In unleashing the power of its air force against unarmed civilians, Myanmar’s military has once again snubbed ASEAN ahead of its upcoming summit and related meetings, which are scheduled to take place during May 6-10 in East Nusa Tenggara province. In particular, it will be a test of whether and to what extent Indonesia adopts a more robust position than last year’s chair, Cambodia, which sought to engage the military government and cajole it toward voluntary compliance with the Five-Point Consensus.
Indonesia has been among the ASEAN member states most frustrated by the military administration’s stonewalling, flagging a tougher stance. So far, however, signs of this have remained scant. Today’s statement on the Kanbalu attack was notable for its caution; its wishy-washy calls for more dialogue and its reaffirmation of the Five-Point Consensus betrayed little awareness of the abundant evidence that Myanmar’s military has no intention of implementing the agreement in good faith.
There is no doubt that Jakarta wishes to take a tougher line with the military junta, but it faces a familiar challenge: the need to reach a consensus among ASEAN member states on any alteration to the Five-Point Consensus, let alone its replacement with a more robust plan. Even reaching this consensus among the “ASEAN 9” – the bloc minus Myanmar – is likely to prove difficult, given the more accommodating positions of Vietnam, Laos, Cambodia, and Thailand toward Myanmar’s military rulers. (To be sure, a new government could soon be in office in Thailand, but the prospect of a radical shift on Myanmar policy after next month’s election is unlikely, given that the most progressive parties face a raft of structural constraints.)
Even should this consensus emerge, there is only so much that ASEAN can do given its doctrine of “non-interference” in the internal affairs of member states. While this principle is open to interpretation, and could conceivably be bent in the direction of a more activist Myanmar policy, this would again encounter pushback from some members of the bloc.
Beyond this, as I noted last November, ASEAN will quickly reach the natural limits of what it can do to coerce Myanmar’s military, short of actively working toward its overthrow. The Tatmadaw, after all, is an institution that has shown its ability to weather long periods of isolation, sustained by informal economic links to neighboring countries, a bounty of natural resources, a metastasizing illicit economy, and nurturing relationships with great powers Russia and China. Given that Myanmar’s resistance movement also sees little reason to negotiate – it, too, views its opponents as “terrorists,” with some reason – a binding resolution to the country’s conflict is beyond the power of any outside country or institution to bring about.

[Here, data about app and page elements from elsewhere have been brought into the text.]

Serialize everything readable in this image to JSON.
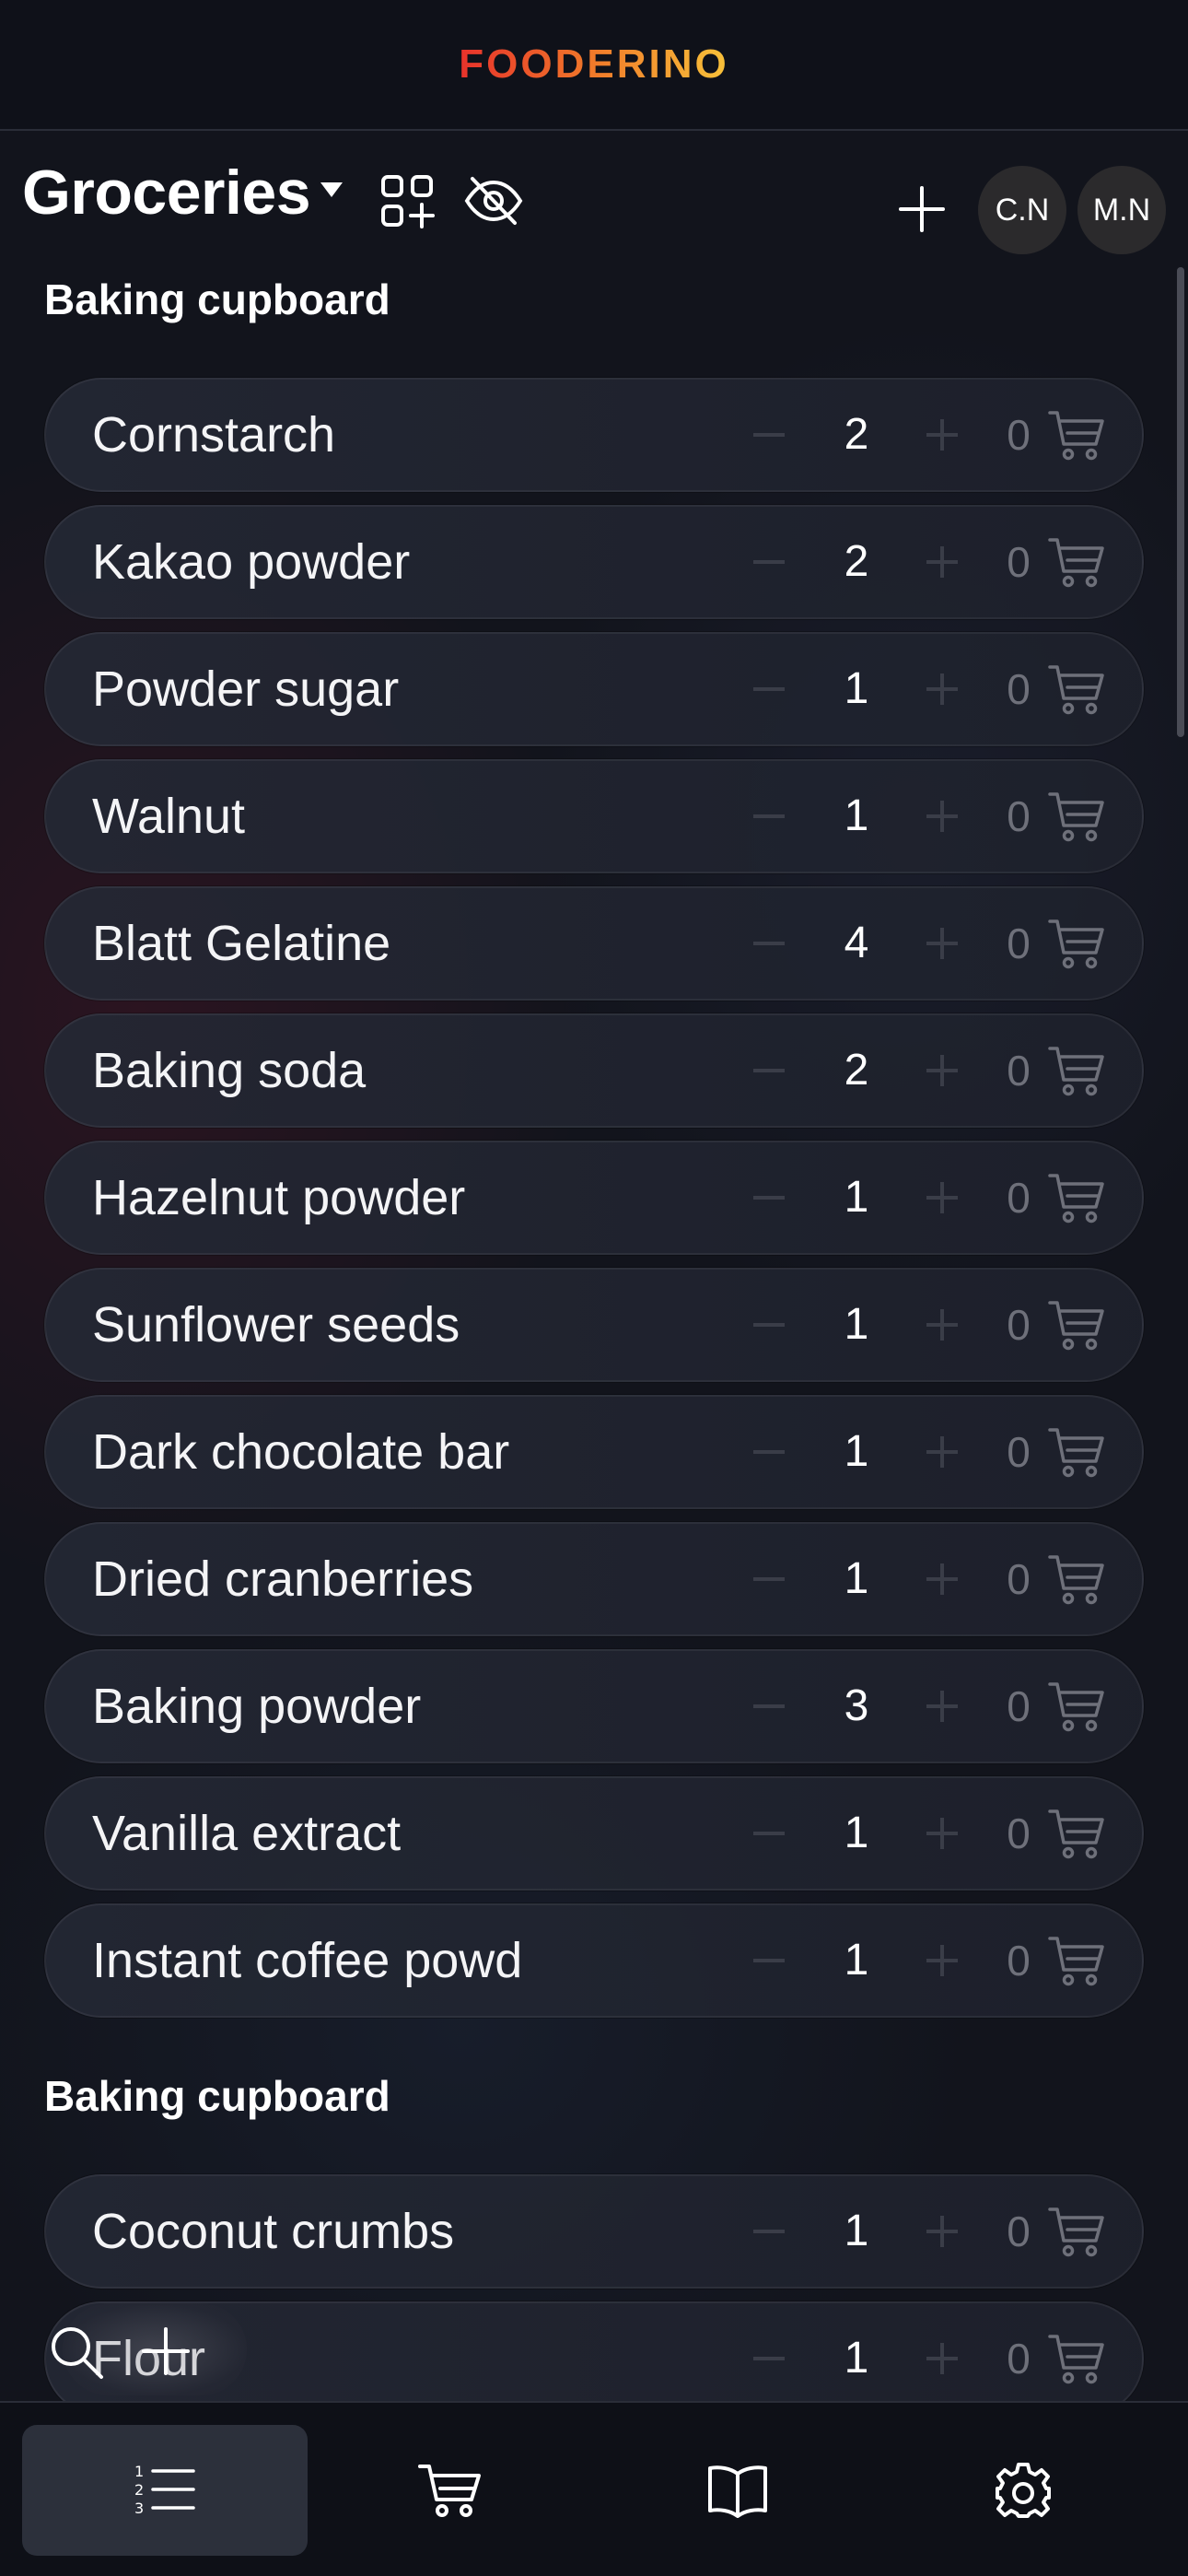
{
  "app": {
    "brand": "FOODERINO"
  },
  "header": {
    "title": "Groceries",
    "caret_icon": "caret-down-icon",
    "category_icon": "category-grid-add-icon",
    "visibility_icon": "eye-off-icon",
    "add_icon": "plus-icon",
    "members": [
      "C.N",
      "M.N"
    ]
  },
  "sections": [
    {
      "title": "Baking cupboard",
      "items": [
        {
          "name": "Cornstarch",
          "qty": "2",
          "cart": "0"
        },
        {
          "name": "Kakao powder",
          "qty": "2",
          "cart": "0"
        },
        {
          "name": "Powder sugar",
          "qty": "1",
          "cart": "0"
        },
        {
          "name": "Walnut",
          "qty": "1",
          "cart": "0"
        },
        {
          "name": "Blatt Gelatine",
          "qty": "4",
          "cart": "0"
        },
        {
          "name": "Baking soda",
          "qty": "2",
          "cart": "0"
        },
        {
          "name": "Hazelnut powder",
          "qty": "1",
          "cart": "0"
        },
        {
          "name": "Sunflower seeds",
          "qty": "1",
          "cart": "0"
        },
        {
          "name": "Dark chocolate bar",
          "qty": "1",
          "cart": "0"
        },
        {
          "name": "Dried cranberries",
          "qty": "1",
          "cart": "0"
        },
        {
          "name": "Baking powder",
          "qty": "3",
          "cart": "0"
        },
        {
          "name": "Vanilla extract",
          "qty": "1",
          "cart": "0"
        },
        {
          "name": "Instant coffee powd",
          "qty": "1",
          "cart": "0"
        }
      ]
    },
    {
      "title": "Baking cupboard",
      "items": [
        {
          "name": "Coconut crumbs",
          "qty": "1",
          "cart": "0"
        },
        {
          "name": "Flour",
          "qty": "1",
          "cart": "0"
        }
      ]
    }
  ],
  "fab": {
    "search_icon": "search-icon",
    "add_icon": "plus-icon"
  },
  "bottom_nav": [
    {
      "name": "list",
      "icon": "numbered-list-icon",
      "active": true
    },
    {
      "name": "cart",
      "icon": "cart-icon",
      "active": false
    },
    {
      "name": "recipes",
      "icon": "book-icon",
      "active": false
    },
    {
      "name": "settings",
      "icon": "gear-icon",
      "active": false
    }
  ],
  "colors": {
    "background": "#12141c",
    "bar": "#0f1119",
    "brand_start": "#e8322b",
    "brand_end": "#f8c23a",
    "muted": "#6e707a"
  }
}
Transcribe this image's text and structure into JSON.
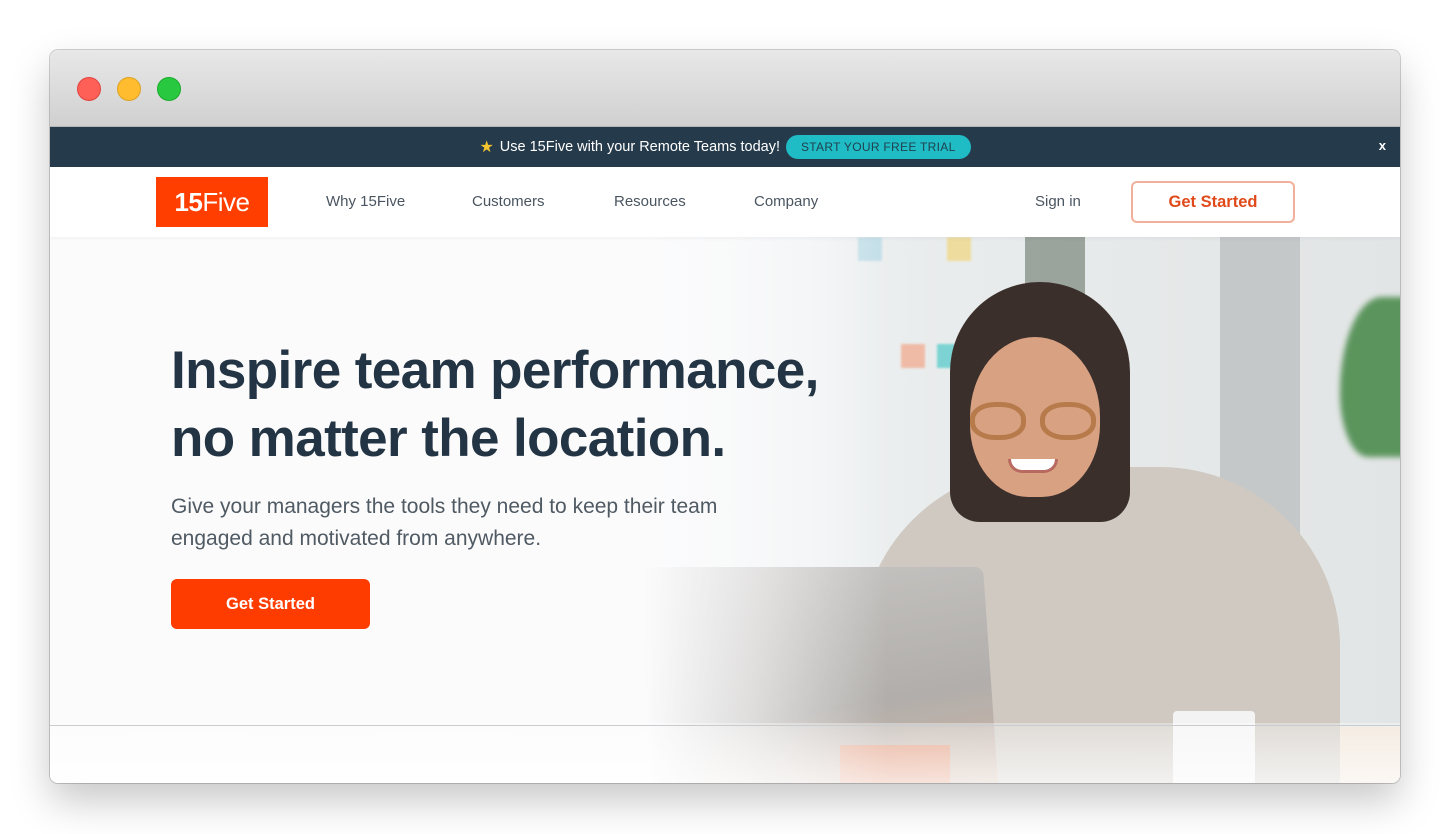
{
  "window": {
    "controls": [
      "close",
      "minimize",
      "maximize"
    ]
  },
  "promo_bar": {
    "icon": "star-icon",
    "star_glyph": "★",
    "message": "Use 15Five with your Remote Teams today!",
    "cta_label": "START YOUR FREE TRIAL",
    "close_label": "x"
  },
  "nav": {
    "logo": {
      "bold": "15",
      "light": "Five"
    },
    "links": [
      {
        "label": "Why 15Five"
      },
      {
        "label": "Customers"
      },
      {
        "label": "Resources"
      },
      {
        "label": "Company"
      }
    ],
    "sign_in_label": "Sign in",
    "cta_label": "Get Started"
  },
  "hero": {
    "title_line1": "Inspire team performance,",
    "title_line2": "no matter the location.",
    "subtitle": "Give your managers the tools they need to keep their team engaged and motivated from anywhere.",
    "cta_label": "Get Started"
  },
  "colors": {
    "brand_orange": "#ff3e00",
    "promo_bg": "#253a4a",
    "promo_cta": "#1fbcc6",
    "heading": "#233544"
  }
}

There is of course much more that the Southeast Asian bloc can do to communicate its opposition to the actions of Myanmar’s military junta, short of such a binding resolution– not least because of the damage the conflict has inflicted on ASEAN’s own international standing. It could begin engaging with the NUG and other opposition groups and make an advance announcement that it will refuse to accept any elections staged by the military. It could even temporarily suspend Myanmar’s membership in ASEAN, pending conciliatory moves.
Myanmar’s military has long placed itself outside the mainstream of the global community. Today’s ASEAN chairman’s statement raises questions about what Indonesia will be willing or able to do in response.